Best of CES: Sony CLEDIS Micro-LED Display at CES 2017

Sony CLEDIS

One of the most impressive displays on the show floor at CES 2017 is the Sony CLEDIS (Crystal LED Integrated Structure) system. The company showed something like this years ago in a conventional TV form factor, but it quickly disappeared. Now, it’s back with a vengeance.

The basic idea is an emissive video display in which the red, green, and blue subpixels are microscopic LEDs. How microscopic? A red, green, and blue LED measuring only 3 square microns sit in the middle of a small black area—and the LEDs occupy less than 1% of that area, meaning the screen is over 99% pure black! These units are grouped into tiles that can be assembled into just about any shape and size.

The display on the show floor measures 32′ x 9′ and consists of 144 modules with a combined resolution of 8Kx2K. I was given special permission to get up close to the roped-off screen, and even with my eye less than an inch from it, I could barely discern the pixel structure.

According to the rep I spoke with, its black level is even deeper than OLED because of the black backing around each LED triplet and the fact that the LEDs can be completely turned off. At the other end of the dynamic range, it can achieve a peak luminance of 1000 nits with a full-screen white field, which the demo includes—and believe me, it’s almost painfully bright. In addition, it exhibits absolutely no blooming, which even OLED can’t claim. Colorwise, this amazing display can reproduce almost all of the BT.2020 color gamut, and it maintains absolute image integrity over a 180° viewing angle.

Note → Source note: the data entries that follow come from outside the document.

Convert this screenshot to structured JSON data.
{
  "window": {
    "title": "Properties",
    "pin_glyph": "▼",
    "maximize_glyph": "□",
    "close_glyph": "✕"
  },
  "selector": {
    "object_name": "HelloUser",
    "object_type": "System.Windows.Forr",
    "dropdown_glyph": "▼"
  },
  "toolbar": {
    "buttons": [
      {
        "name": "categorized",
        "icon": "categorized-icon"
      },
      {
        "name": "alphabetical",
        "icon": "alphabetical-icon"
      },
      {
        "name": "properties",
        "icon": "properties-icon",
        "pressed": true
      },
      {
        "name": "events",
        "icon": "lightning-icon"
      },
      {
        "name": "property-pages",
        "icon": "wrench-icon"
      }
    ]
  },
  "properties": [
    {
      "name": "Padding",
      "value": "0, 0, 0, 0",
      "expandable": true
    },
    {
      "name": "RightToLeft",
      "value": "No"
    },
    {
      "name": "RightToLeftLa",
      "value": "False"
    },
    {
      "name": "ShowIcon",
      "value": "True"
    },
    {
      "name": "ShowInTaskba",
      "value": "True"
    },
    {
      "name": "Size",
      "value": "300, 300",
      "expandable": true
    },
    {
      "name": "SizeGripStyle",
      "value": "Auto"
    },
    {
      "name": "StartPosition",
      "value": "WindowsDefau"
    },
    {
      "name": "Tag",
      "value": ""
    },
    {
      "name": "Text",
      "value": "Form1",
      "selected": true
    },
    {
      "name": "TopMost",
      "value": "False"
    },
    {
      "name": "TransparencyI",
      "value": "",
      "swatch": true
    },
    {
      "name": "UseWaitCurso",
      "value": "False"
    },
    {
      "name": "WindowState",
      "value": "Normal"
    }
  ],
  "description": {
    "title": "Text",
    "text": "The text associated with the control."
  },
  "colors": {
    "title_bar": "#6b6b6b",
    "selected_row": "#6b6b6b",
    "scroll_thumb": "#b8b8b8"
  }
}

I was stunned at the clarity and brilliance of the images, which included cars changing their color to demonstrate a decision-making application, slow-motion dancers and fighters on an infinitely black background with showers of fiery sparks, and super-colorful animation that popped right off the screen. I saw no motion blur, blooming, or other artifacts normally associated with video images. Many CES attendees joined me in marveling at the material through several loops, unable to tear ourselves away.

As you might expect, this technology is very expensive, though Sony would not reveal how much—which, of course, depends on how large a screen you want. CLEDIS is primarily intended for corporate applications, such as visualizing industrial designs, which result in billion-dollar decisions, so cost is virtually no object. But it could certainly be used in a megabucks home theater as well. In many ways, this is the ultimate display technology—at least until we have Star Trek holodecks.